Required action: The answer must consist of each line of the records below that contains the string "Intelligence".

Segment Open

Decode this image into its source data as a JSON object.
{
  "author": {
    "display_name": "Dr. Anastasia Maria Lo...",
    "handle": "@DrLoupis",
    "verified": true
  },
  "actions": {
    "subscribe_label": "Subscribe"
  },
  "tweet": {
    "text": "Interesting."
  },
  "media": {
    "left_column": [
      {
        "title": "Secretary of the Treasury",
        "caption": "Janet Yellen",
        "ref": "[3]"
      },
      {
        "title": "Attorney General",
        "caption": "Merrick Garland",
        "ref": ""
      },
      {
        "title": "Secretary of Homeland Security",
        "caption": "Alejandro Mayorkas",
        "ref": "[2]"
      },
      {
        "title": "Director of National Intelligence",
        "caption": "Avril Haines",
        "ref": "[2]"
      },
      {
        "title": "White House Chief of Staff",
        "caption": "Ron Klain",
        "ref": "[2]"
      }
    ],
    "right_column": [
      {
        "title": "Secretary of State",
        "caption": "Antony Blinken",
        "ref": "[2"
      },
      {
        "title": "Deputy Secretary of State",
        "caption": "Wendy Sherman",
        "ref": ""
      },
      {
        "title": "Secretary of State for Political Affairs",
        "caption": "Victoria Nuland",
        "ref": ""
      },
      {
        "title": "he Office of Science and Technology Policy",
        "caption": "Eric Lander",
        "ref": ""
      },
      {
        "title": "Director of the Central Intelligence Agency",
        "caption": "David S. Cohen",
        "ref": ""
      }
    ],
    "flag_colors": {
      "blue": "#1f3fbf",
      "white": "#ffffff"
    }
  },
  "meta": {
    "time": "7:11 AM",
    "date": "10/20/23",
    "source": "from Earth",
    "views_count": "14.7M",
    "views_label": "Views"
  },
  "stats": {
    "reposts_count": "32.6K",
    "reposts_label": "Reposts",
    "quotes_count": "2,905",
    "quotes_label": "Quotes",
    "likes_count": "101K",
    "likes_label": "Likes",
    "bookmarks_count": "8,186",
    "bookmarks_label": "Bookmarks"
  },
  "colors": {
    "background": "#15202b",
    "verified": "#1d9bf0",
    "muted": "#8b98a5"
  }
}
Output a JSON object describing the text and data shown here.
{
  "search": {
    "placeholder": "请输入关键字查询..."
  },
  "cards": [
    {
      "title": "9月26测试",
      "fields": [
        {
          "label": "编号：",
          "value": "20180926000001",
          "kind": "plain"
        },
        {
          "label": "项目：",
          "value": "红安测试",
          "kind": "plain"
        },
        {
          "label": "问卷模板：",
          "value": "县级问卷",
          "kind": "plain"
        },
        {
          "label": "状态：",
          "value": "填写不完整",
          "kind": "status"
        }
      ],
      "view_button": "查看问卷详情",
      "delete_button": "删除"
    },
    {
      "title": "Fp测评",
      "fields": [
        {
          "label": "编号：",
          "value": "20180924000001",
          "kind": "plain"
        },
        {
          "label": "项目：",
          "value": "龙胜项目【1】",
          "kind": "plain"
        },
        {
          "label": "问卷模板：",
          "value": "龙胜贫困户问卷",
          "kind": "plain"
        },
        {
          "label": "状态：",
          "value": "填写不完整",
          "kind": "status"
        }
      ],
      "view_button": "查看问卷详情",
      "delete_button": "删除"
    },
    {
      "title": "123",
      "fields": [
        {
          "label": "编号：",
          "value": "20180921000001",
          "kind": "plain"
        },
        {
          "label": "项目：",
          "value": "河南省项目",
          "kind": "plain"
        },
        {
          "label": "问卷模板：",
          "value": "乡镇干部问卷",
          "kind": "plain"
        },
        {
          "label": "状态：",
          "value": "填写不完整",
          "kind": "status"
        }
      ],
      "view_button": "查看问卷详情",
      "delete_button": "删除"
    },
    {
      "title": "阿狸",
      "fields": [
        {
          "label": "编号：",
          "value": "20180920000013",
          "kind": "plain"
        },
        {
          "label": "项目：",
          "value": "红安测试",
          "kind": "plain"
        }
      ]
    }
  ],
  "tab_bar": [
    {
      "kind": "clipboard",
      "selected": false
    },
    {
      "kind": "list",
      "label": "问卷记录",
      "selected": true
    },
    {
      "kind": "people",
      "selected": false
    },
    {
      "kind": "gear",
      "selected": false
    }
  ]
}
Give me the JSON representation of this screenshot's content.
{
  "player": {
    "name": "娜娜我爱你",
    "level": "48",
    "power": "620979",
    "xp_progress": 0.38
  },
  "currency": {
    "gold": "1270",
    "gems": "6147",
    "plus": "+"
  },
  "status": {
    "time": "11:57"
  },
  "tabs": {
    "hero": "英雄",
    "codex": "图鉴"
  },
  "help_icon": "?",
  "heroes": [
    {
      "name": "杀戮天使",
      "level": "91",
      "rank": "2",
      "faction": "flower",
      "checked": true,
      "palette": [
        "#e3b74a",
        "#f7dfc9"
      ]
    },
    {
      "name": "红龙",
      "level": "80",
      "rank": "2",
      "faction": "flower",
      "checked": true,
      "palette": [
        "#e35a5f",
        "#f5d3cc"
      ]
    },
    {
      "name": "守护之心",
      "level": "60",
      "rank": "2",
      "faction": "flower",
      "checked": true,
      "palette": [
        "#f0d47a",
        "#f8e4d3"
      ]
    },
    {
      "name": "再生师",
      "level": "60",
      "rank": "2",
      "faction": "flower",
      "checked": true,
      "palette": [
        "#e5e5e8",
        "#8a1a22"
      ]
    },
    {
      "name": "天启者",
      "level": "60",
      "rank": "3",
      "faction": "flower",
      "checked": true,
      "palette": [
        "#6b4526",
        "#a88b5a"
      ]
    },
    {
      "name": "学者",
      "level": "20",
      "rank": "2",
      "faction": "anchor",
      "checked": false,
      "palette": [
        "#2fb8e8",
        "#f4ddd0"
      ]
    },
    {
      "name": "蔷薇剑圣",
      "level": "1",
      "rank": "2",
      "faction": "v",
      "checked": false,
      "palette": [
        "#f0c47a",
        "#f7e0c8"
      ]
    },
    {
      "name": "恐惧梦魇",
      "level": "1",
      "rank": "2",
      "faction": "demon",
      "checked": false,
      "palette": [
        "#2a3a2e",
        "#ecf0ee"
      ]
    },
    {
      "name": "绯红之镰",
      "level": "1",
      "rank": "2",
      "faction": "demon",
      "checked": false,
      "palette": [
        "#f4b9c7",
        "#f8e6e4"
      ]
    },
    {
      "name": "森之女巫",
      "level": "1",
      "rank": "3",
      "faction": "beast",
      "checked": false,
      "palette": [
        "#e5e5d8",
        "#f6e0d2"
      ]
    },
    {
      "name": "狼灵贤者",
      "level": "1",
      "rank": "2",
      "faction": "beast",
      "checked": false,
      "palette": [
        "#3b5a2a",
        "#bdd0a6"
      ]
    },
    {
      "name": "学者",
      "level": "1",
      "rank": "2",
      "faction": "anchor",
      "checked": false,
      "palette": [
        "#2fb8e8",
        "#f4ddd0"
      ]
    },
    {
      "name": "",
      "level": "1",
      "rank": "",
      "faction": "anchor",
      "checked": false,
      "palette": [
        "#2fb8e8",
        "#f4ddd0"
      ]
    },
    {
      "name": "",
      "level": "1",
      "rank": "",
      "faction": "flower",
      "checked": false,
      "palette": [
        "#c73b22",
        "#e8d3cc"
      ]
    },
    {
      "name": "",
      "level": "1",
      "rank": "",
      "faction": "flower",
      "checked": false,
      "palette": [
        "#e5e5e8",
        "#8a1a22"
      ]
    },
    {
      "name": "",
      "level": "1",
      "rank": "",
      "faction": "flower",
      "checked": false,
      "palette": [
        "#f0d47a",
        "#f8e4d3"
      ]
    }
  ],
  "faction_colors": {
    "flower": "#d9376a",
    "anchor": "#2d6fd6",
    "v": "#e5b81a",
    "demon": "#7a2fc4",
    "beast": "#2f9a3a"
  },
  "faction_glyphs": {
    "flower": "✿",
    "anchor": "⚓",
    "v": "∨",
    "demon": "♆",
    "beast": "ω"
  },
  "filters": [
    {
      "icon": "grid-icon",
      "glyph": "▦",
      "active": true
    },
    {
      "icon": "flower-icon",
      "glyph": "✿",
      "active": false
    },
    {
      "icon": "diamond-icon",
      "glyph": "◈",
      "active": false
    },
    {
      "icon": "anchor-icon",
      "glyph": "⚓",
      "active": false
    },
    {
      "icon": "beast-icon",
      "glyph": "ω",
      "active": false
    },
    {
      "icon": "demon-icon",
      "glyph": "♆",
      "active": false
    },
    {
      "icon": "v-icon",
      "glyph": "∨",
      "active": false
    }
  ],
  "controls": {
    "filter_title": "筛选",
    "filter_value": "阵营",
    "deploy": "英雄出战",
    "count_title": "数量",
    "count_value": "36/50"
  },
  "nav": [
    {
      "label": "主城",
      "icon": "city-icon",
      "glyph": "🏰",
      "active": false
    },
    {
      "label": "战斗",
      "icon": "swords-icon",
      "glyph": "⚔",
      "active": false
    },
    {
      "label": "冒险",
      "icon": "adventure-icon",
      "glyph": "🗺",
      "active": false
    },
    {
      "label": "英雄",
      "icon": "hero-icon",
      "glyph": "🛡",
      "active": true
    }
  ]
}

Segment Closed

Solution for this problem:
        "title": "Director of National Intelligence",
        "title": "Director of the Central Intelligence Agency",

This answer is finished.